The way education is currently is actually very close to this model sans a knowledge graph to make it all readily accessible. I argue that we should make a knowledge graph that is available 365 days a year that students grades k-12 can always view. These charts would have a ladder system embedded showing where kids can further apply their knowledge and learn new things. The idea being if they find a niche they really enjoy, they can always access new material for learning rather than wait a whole year for the teacher t0 present the material to them. Allowing for multiple languages to be studied at once allows kids to break the barrier of miscommunication and really learn something they can keep for life. If all students learn the hundreds of different languages in the works… who knows… a new hybrid language may form combining rules. That would be interesting to see! Language can bridge over to new subjects too. Computer programming is largely based on ideas of learning a new language, and hopefully as kids grow up they will want to broaden their minds to encapsulate these growing fields.

As the student goes through k-12, teachers should push for them to learn more and more as we do today, but from the earliest age all information would be available for them to learn. Let’s push the boundaries of education and see how much students can learn in a small time frame.

What about after k-12? The college years? In our society the level of education we have to learn is always on the rise. It used to be you had to hold a high school diploma to get work. Now, a 4 year degree or a bachelor's program meaning you would enter the workforce at age 22 or 23, now an additional 2 years are needed as we are required to go to Graduate school and obtain a master’s degree. This means entering the workforce at age 25. These numbers are projected to rise even more. But why should education end really? I argue that what college really means is a specialization of what we learn in our k-12 years.
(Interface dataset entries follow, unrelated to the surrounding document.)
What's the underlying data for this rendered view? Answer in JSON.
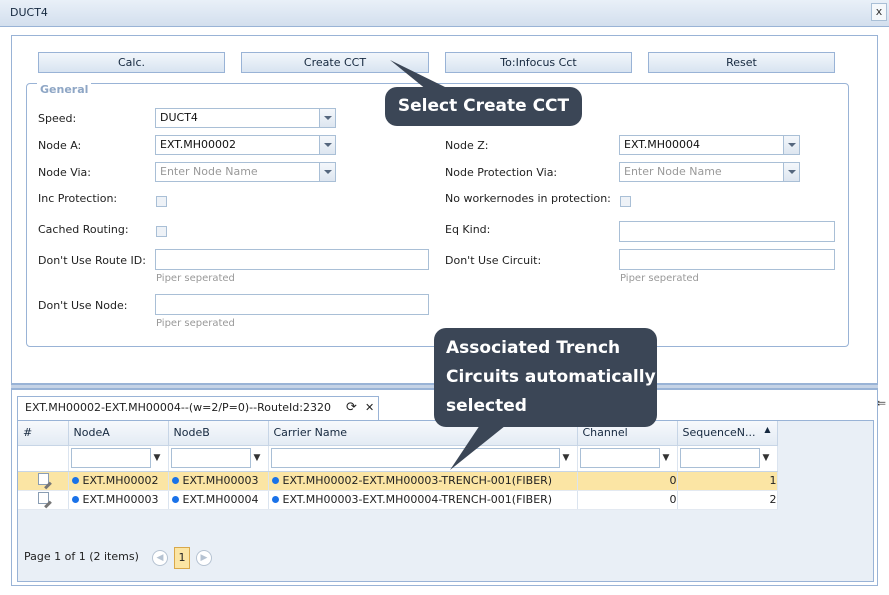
{
  "window": {
    "title": "DUCT4",
    "close_label": "x"
  },
  "toolbar": {
    "calc": "Calc.",
    "create_cct": "Create CCT",
    "to_infocus": "To:Infocus Cct",
    "reset": "Reset"
  },
  "general": {
    "legend": "General",
    "speed_label": "Speed:",
    "speed_value": "DUCT4",
    "node_a_label": "Node A:",
    "node_a_value": "EXT.MH00002",
    "node_z_label": "Node Z:",
    "node_z_value": "EXT.MH00004",
    "node_via_label": "Node Via:",
    "node_via_placeholder": "Enter Node Name",
    "node_prot_via_label": "Node Protection Via:",
    "node_prot_via_placeholder": "Enter Node Name",
    "inc_protection_label": "Inc Protection:",
    "no_workernodes_label": "No workernodes in protection:",
    "cached_routing_label": "Cached Routing:",
    "eq_kind_label": "Eq Kind:",
    "dont_use_route_label": "Don't Use Route ID:",
    "dont_use_route_hint": "Piper seperated",
    "dont_use_circuit_label": "Don't Use Circuit:",
    "dont_use_circuit_hint": "Piper seperated",
    "dont_use_node_label": "Don't Use Node:",
    "dont_use_node_hint": "Piper seperated"
  },
  "callouts": {
    "create": "Select Create CCT",
    "trench_1": "Associated Trench",
    "trench_2": "Circuits automatically",
    "trench_3": "selected"
  },
  "tab": {
    "label": "EXT.MH00002-EXT.MH00004--(w=2/P=0)--RouteId:2320",
    "refresh_icon": "⟳",
    "close_icon": "✕"
  },
  "grid": {
    "headers": {
      "num": "#",
      "node_a": "NodeA",
      "node_b": "NodeB",
      "carrier": "Carrier Name",
      "channel": "Channel",
      "seq": "SequenceN..."
    },
    "rows": [
      {
        "node_a": "EXT.MH00002",
        "node_b": "EXT.MH00003",
        "carrier": "EXT.MH00002-EXT.MH00003-TRENCH-001(FIBER)",
        "channel": "0",
        "seq": "1"
      },
      {
        "node_a": "EXT.MH00003",
        "node_b": "EXT.MH00004",
        "carrier": "EXT.MH00003-EXT.MH00004-TRENCH-001(FIBER)",
        "channel": "0",
        "seq": "2"
      }
    ]
  },
  "pager": {
    "text": "Page 1 of 1 (2 items)",
    "current": "1"
  },
  "colors": {
    "selected_row": "#fbe5a4",
    "callout": "#3b4656",
    "border": "#99b3d6"
  }
}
And the way college is structured isn’t necessarily pushing us to this end. What I mean is once we get into school, typically we are slowly introduced to our program of intent, while also taking on prerequisites that may not even apply to our study. This makes degrees which could actually take 3 years of fulfilling study for the student (fulfilling because it is what they actually want to be studying) last 4 or more years. All this leads to is more students dropping out of college because they felt the information wasn’t actually designed f0r them. Instead what we should preach is learning a specialty, and perhaps taking on electives to broaden ideas on other fields as all studies are interconnected at some level. Then, maybe a system in place where alumni could return to their schools to help progress other students in their original fields, and also taking on new studies to enhance other areas of their life. There is no reason an art major can’t also be the world’s greatest neurosurgeon. A degree should simply be seen as a certificate of knowledge, and the highest degree of research in a particular field.

Using the internet we can bring down the cost of education to a level all can afford… for life. Students could engage in fulfilling work during their tenure at School. Teachers could become fellow collaborators, and students teachers. Earning a degree could just be one step to a deep web of knowledge and understanding of society.

As this is a wide scramble of ideas, I’m sure I may have left out a thing or two. I’d love to hear other ideas on the subject, arguments to my conclusions, and healthy questioning. Please share!